PROBLEM DESCRIPTION
Copy the lines below that contain "when".

RECORDED DATA
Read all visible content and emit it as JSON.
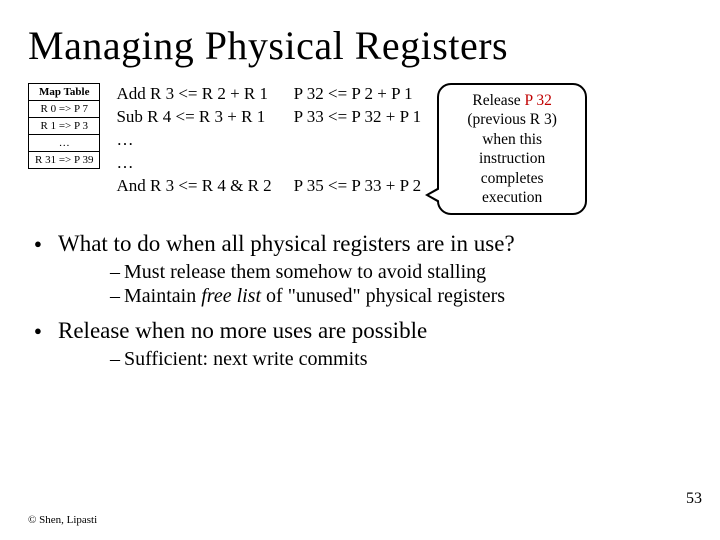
{
  "title": "Managing Physical Registers",
  "maptable": {
    "header": "Map Table",
    "rows": [
      "R 0 => P 7",
      "R 1 => P 3",
      "…",
      "R 31 => P 39"
    ]
  },
  "code": {
    "line1": "Add R 3 <= R 2 + R 1",
    "line2": "Sub R 4 <= R 3 + R 1",
    "line3": "…",
    "line4": "…",
    "line5": "And R 3 <= R 4 & R 2"
  },
  "renamed": {
    "line1": "P 32 <= P 2 + P 1",
    "line2": "P 33 <= P 32 + P 1",
    "line3": "",
    "line4": "",
    "line5": "P 35 <= P 33 + P 2"
  },
  "callout": {
    "l1a": "Release ",
    "l1b": "P 32",
    "l2": "(previous R 3)",
    "l3": "when this",
    "l4": "instruction",
    "l5": "completes",
    "l6": "execution"
  },
  "bullets": {
    "b1": "What to do when all physical registers are in use?",
    "b1s1": "Must release them somehow to avoid stalling",
    "b1s2a": "Maintain ",
    "b1s2b": "free list",
    "b1s2c": " of \"unused\" physical registers",
    "b2": "Release when no more uses are possible",
    "b2s1": "Sufficient: next write commits"
  },
  "footer": {
    "left": "© Shen, Lipasti",
    "right": "53"
  }
}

TASK OUTPUT
    "l3": "when this",
    "b1": "What to do when all physical registers are in use?",
    "b2": "Release when no more uses are possible",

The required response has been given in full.